Problem details
An exact copy of every record below is required, with the pictures left out.

Provided data
>>>

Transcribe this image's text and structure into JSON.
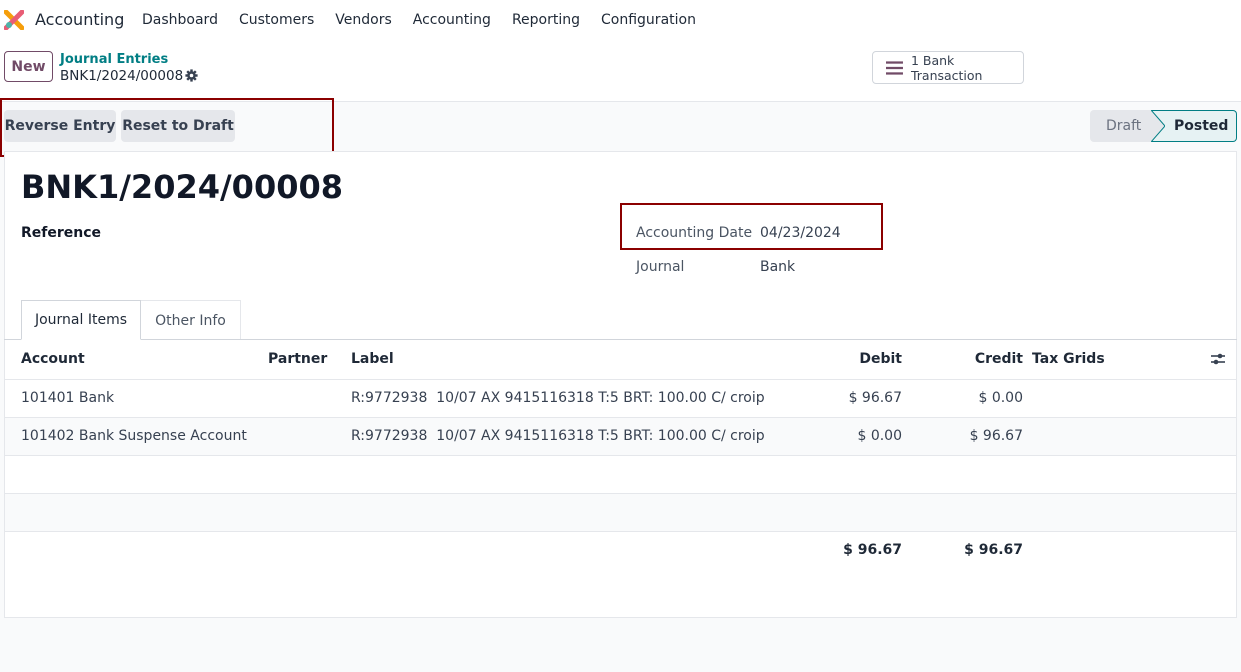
{
  "app": {
    "name": "Accounting"
  },
  "nav": [
    "Dashboard",
    "Customers",
    "Vendors",
    "Accounting",
    "Reporting",
    "Configuration"
  ],
  "control": {
    "new_label": "New",
    "breadcrumb": "Journal Entries",
    "record": "BNK1/2024/00008",
    "bank_button": "1 Bank Transaction"
  },
  "actions": {
    "reverse": "Reverse Entry",
    "reset": "Reset to Draft"
  },
  "status": {
    "draft": "Draft",
    "posted": "Posted",
    "current": "Posted"
  },
  "form": {
    "title": "BNK1/2024/00008",
    "reference_label": "Reference",
    "date_label": "Accounting Date",
    "date_value": "04/23/2024",
    "journal_label": "Journal",
    "journal_value": "Bank"
  },
  "tabs": [
    "Journal Items",
    "Other Info"
  ],
  "table": {
    "headers": {
      "account": "Account",
      "partner": "Partner",
      "label": "Label",
      "debit": "Debit",
      "credit": "Credit",
      "tax": "Tax Grids"
    },
    "rows": [
      {
        "account": "101401 Bank",
        "partner": "",
        "label": "R:9772938  10/07 AX 9415116318 T:5 BRT: 100.00 C/ croip",
        "debit": "$ 96.67",
        "credit": "$ 0.00",
        "tax": ""
      },
      {
        "account": "101402 Bank Suspense Account",
        "partner": "",
        "label": "R:9772938  10/07 AX 9415116318 T:5 BRT: 100.00 C/ croip",
        "debit": "$ 0.00",
        "credit": "$ 96.67",
        "tax": ""
      }
    ],
    "totals": {
      "debit": "$ 96.67",
      "credit": "$ 96.67"
    }
  },
  "colors": {
    "brand": "#714b67",
    "link": "#017e84",
    "highlight": "#8b0000"
  },
  "icons": [
    "app-logo-icon",
    "gear-icon",
    "hamburger-icon",
    "optional-columns-icon"
  ]
}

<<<

Answer section
Transcribe this image's text and structure into JSON.
{
  "app": {
    "name": "Accounting"
  },
  "nav": [
    "Dashboard",
    "Customers",
    "Vendors",
    "Accounting",
    "Reporting",
    "Configuration"
  ],
  "control": {
    "new_label": "New",
    "breadcrumb": "Journal Entries",
    "record": "BNK1/2024/00008",
    "bank_button": "1 Bank Transaction"
  },
  "actions": {
    "reverse": "Reverse Entry",
    "reset": "Reset to Draft"
  },
  "status": {
    "draft": "Draft",
    "posted": "Posted",
    "current": "Posted"
  },
  "form": {
    "title": "BNK1/2024/00008",
    "reference_label": "Reference",
    "date_label": "Accounting Date",
    "date_value": "04/23/2024",
    "journal_label": "Journal",
    "journal_value": "Bank"
  },
  "tabs": [
    "Journal Items",
    "Other Info"
  ],
  "table": {
    "headers": {
      "account": "Account",
      "partner": "Partner",
      "label": "Label",
      "debit": "Debit",
      "credit": "Credit",
      "tax": "Tax Grids"
    },
    "rows": [
      {
        "account": "101401 Bank",
        "partner": "",
        "label": "R:9772938  10/07 AX 9415116318 T:5 BRT: 100.00 C/ croip",
        "debit": "$ 96.67",
        "credit": "$ 0.00",
        "tax": ""
      },
      {
        "account": "101402 Bank Suspense Account",
        "partner": "",
        "label": "R:9772938  10/07 AX 9415116318 T:5 BRT: 100.00 C/ croip",
        "debit": "$ 0.00",
        "credit": "$ 96.67",
        "tax": ""
      }
    ],
    "totals": {
      "debit": "$ 96.67",
      "credit": "$ 96.67"
    }
  },
  "colors": {
    "brand": "#714b67",
    "link": "#017e84",
    "highlight": "#8b0000"
  },
  "icons": [
    "app-logo-icon",
    "gear-icon",
    "hamburger-icon",
    "optional-columns-icon"
  ]
}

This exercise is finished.